If ever there was a piece of London that warranted the label of ‘forgotten’ it is surely the Hampstead Pergola. What was once a stunning example of modern grandeur and opulence is now somewhat faded with time, however, it very much remains one of the city’s undiscovered gems. If you are looking for a quiet and thoughtful place to catch your breath after a hectic tour of the city, or are seeking a spot where inspiration can come unbidden, then this is it. Though essential the pergola is nothing more exciting that a walkway that has succumbed to the vines and flowers that have laid claim to its structure. Its location, amidst stunning and often dramatic gardens, makes it a definite point of interest.
The House on the Heath
The pergola was the idea of Lord Leverhulme. He purchased a rather large and stately town house on Hampstead Heath, a house which he named ‘The Hill’. Not content with just owning the house and land that came with it, over the next few years he expanded his property, buying up the surrounding land and turning his rather grand town house into something of a legacy estate. He made the decision to build a structure on this land that would stand the test of time and remain as testament of his wealth and importance to the generations that followed him, and the idea for the pergola took shape. The pergola was to be the central attraction at the opulent garden parties yet also the place where he and his elegant Edwardian family could spend time together of an summer evening enjoying the splendour of the gardens.

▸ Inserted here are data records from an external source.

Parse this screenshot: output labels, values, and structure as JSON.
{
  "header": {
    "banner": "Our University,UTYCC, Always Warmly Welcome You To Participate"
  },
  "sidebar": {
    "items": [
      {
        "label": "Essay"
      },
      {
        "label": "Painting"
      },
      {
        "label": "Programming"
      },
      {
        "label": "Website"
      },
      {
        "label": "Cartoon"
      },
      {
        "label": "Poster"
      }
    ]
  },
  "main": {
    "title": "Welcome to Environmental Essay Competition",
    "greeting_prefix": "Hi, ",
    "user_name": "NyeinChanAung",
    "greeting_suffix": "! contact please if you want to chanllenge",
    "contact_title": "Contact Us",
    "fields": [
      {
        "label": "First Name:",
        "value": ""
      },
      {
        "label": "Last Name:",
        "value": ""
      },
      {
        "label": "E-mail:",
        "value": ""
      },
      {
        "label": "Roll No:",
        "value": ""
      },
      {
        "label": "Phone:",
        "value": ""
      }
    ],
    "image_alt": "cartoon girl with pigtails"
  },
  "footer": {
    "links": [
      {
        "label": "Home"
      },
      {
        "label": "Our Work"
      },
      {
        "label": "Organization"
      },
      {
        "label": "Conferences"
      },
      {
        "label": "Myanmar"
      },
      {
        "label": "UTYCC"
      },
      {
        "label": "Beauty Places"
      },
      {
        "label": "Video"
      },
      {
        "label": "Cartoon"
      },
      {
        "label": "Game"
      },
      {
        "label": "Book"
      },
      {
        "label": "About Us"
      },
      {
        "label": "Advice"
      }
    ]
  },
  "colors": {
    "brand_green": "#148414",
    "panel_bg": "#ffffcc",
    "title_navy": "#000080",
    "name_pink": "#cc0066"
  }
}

In order to create a design fitting with the stature of Lord Leverhulme he employed the services of world renowned landscape architect; Thomas Mawson. Such an extravagant building required a large amount of construction materials but rather than have them transported in from what would end up being a great and very expensive distance, Mawson took advantage of his surroundings and looked to the site of the Northern Line which was being extended to Hampstead Heath at the time. The earthworks that the railways builders were doing to create the underground tunnels meant that they had a rather large surplus of earth, known as spoil, that they needed to find a place for so Mawson, seeing the advantage had the spoil shuttled across to the estate where he used it very successfully in the creation of the beautiful landscape gardens that surround ‘The Hill’.
Construction of the Pergola was fairly rapid, only taking a year and was completed in 1906. However as more land was bought up and the gardens expanded the pergola was extended to suit its larger surroundings both in 1911 and 1925. Sadly after the death of Lord Leverhulme the pergola was not maintained and fell into disrepair and today stands a mere shell of its former self. However the once opulent walkways have been filled with something else over time, atmosphere and a sense or eeriness that is hard to define.